Timur Nozdrachev, a student at the Far Eastern Federal University (FEFU), and scientists from the Institute of Applied Astronomy of the Russian Academy of Sciences (IAA RAS) as part of an international team, have predicted the collision of object WE0913A with the moon. The collision will occur on March 4, 2022 with the dark side of Earth’s satellite, the press service of the university told TASS on Wednesday.
Researchers have identified WE0913A as a used rocket booster. They say the object will collide with the Moon at 12:34 Moscow time. It will fall at a velocity of 2,600 m/s, which allows the phenomenon to be seen even with the naked eye. Human vision can see up to sixth magnitude, and WE0913A will collide with the Moon at two. Timur Nozdrachev, a student at the FEFU Institute of Science-Intensive Technologies and Advanced Materials, reported that researchers from observatories in Italy, Slovakia and Tajikistan are ready to observe WE0913A impact.
Scientists affirm that it is extremely rare to be able to make such a prediction. However, the ground-based study of the consequences of the impact on a satellite will provide an important result for a better understanding of the microphysical properties of the lunar regolith, as well as the study of the projectile itself. In addition, residents of Omsk and Novosibirsk will be able to see the event without special equipment.
At the end of January, Bill Gray, the creator of the Guide astronomy software, predicted the dive bomb of a SpaceX Falcon 9 rocket junk piece toward the Moon.
The Far Eastern Federal University is actively involved in the development of space technologies. The Institute of science-intensive materials and advanced technologies of FEFU performs complex research projects in a number of directions, which are integrated into the educational process.

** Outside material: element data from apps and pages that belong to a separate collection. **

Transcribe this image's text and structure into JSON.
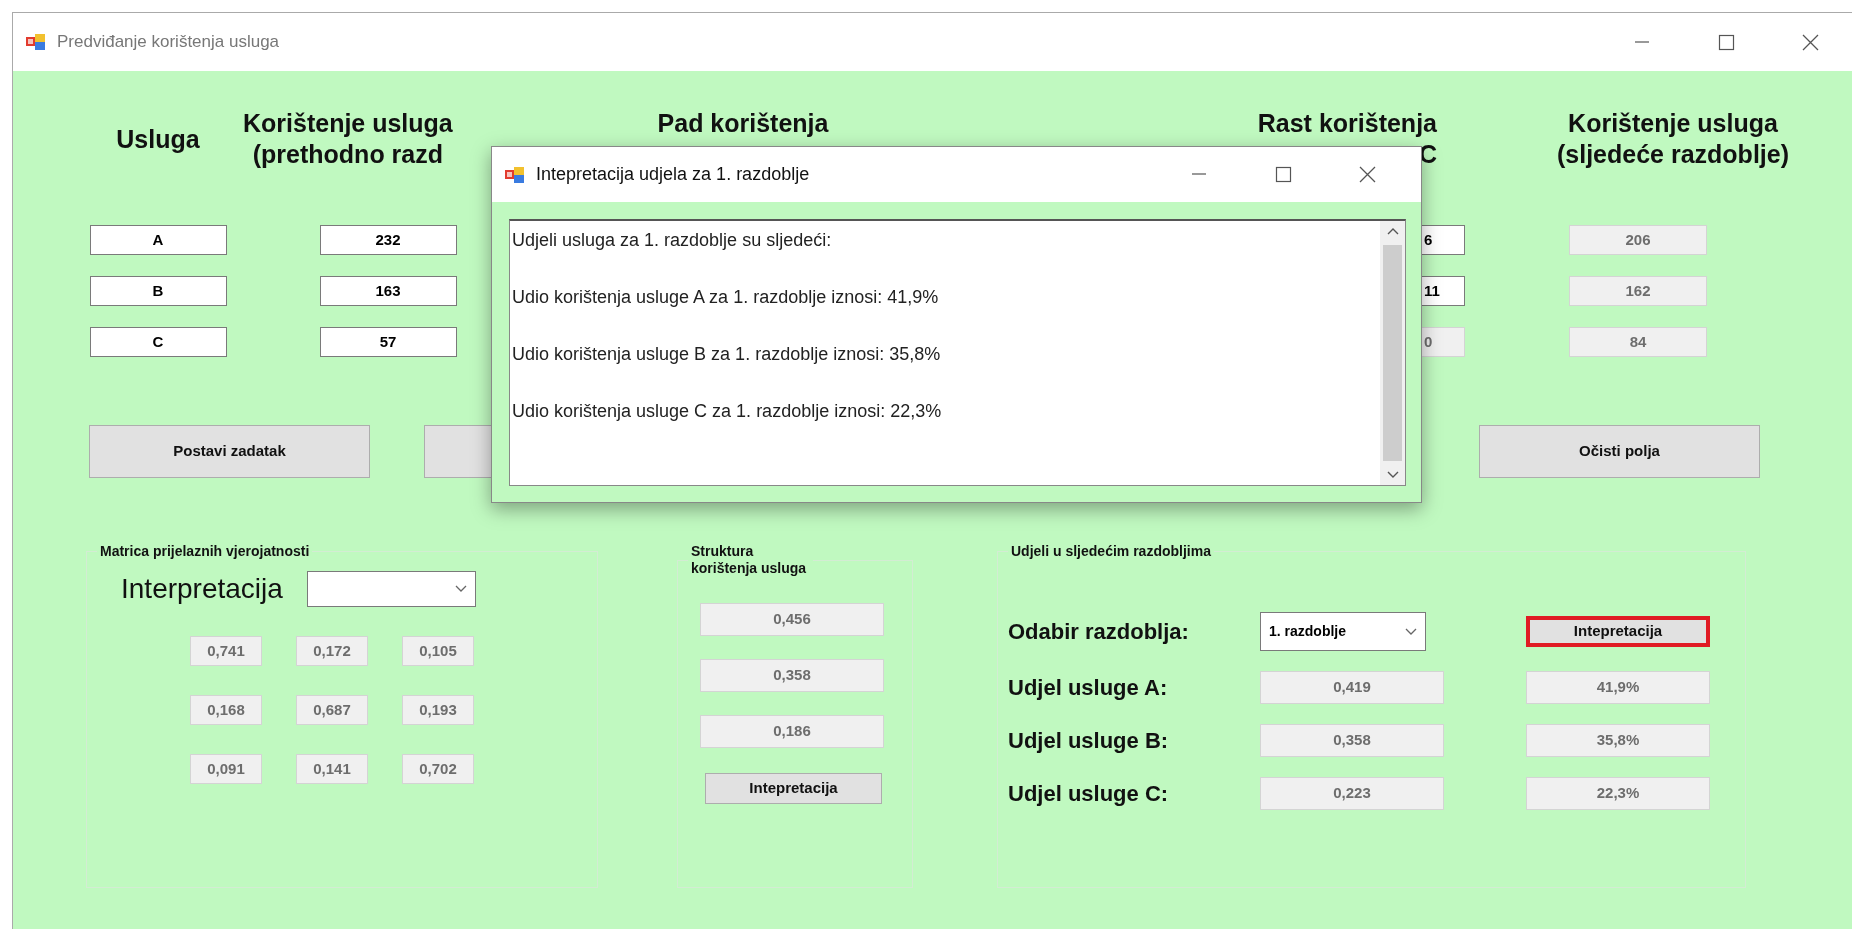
{
  "window": {
    "title": "Predviđanje korištenja usluga"
  },
  "columns": [
    {
      "header_lines": [
        "Usluga"
      ]
    },
    {
      "header_lines": [
        "Korištenje usluga",
        "(prethodno razd"
      ]
    },
    {
      "header_lines": [
        "Pad korištenja"
      ]
    },
    {
      "header_lines": [
        "Rast korištenja",
        "C"
      ]
    },
    {
      "header_lines": [
        "Korištenje usluga",
        "(sljedeće razdoblje)"
      ]
    }
  ],
  "rows": [
    {
      "service": {
        "value": "A",
        "disabled": false
      },
      "previous": {
        "value": "232",
        "disabled": false
      },
      "growth": {
        "value": "6",
        "disabled": false
      },
      "next": {
        "value": "206",
        "disabled": true
      }
    },
    {
      "service": {
        "value": "B",
        "disabled": false
      },
      "previous": {
        "value": "163",
        "disabled": false
      },
      "growth": {
        "value": "11",
        "disabled": false
      },
      "next": {
        "value": "162",
        "disabled": true
      }
    },
    {
      "service": {
        "value": "C",
        "disabled": false
      },
      "previous": {
        "value": "57",
        "disabled": false
      },
      "growth": {
        "value": "0",
        "disabled": true
      },
      "next": {
        "value": "84",
        "disabled": true
      }
    }
  ],
  "action_buttons": [
    {
      "kind": "labeled",
      "label": "Postavi zadatak"
    },
    {
      "kind": "covered"
    },
    {
      "kind": "labeled",
      "label": "Očisti polja"
    }
  ],
  "matrix_group": {
    "legend": "Matrica prijelaznih vjerojatnosti",
    "label": "Interpretacija",
    "cells": [
      [
        "0,741",
        "0,172",
        "0,105"
      ],
      [
        "0,168",
        "0,687",
        "0,193"
      ],
      [
        "0,091",
        "0,141",
        "0,702"
      ]
    ]
  },
  "structure_group": {
    "legend": "Struktura korištenja usluga",
    "values": [
      "0,456",
      "0,358",
      "0,186"
    ],
    "button": {
      "label": "Intepretacija",
      "highlighted": false
    }
  },
  "shares_group": {
    "legend": "Udjeli u sljedećim razdobljima",
    "period_label": "Odabir razdoblja:",
    "period_select": "1. razdoblje",
    "button": {
      "label": "Intepretacija",
      "highlighted": true
    },
    "rows": [
      {
        "label": "Udjel usluge A:",
        "share": "0,419",
        "percent": "41,9%"
      },
      {
        "label": "Udjel usluge B:",
        "share": "0,358",
        "percent": "35,8%"
      },
      {
        "label": "Udjel usluge C:",
        "share": "0,223",
        "percent": "22,3%"
      }
    ]
  },
  "dialog": {
    "title": "Intepretacija udjela za 1. razdoblje",
    "lines": [
      "Udjeli usluga za 1. razdoblje su sljedeći:",
      "Udio korištenja usluge A za 1. razdoblje iznosi: 41,9%",
      "Udio korištenja usluge B za 1. razdoblje iznosi: 35,8%",
      "Udio korištenja usluge C za 1. razdoblje iznosi: 22,3%"
    ]
  }
}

Students create control modules for small and ultra-small spacecraft, as well as build training rockets.
The space team at Evolvera will continue to follow the story as it develops.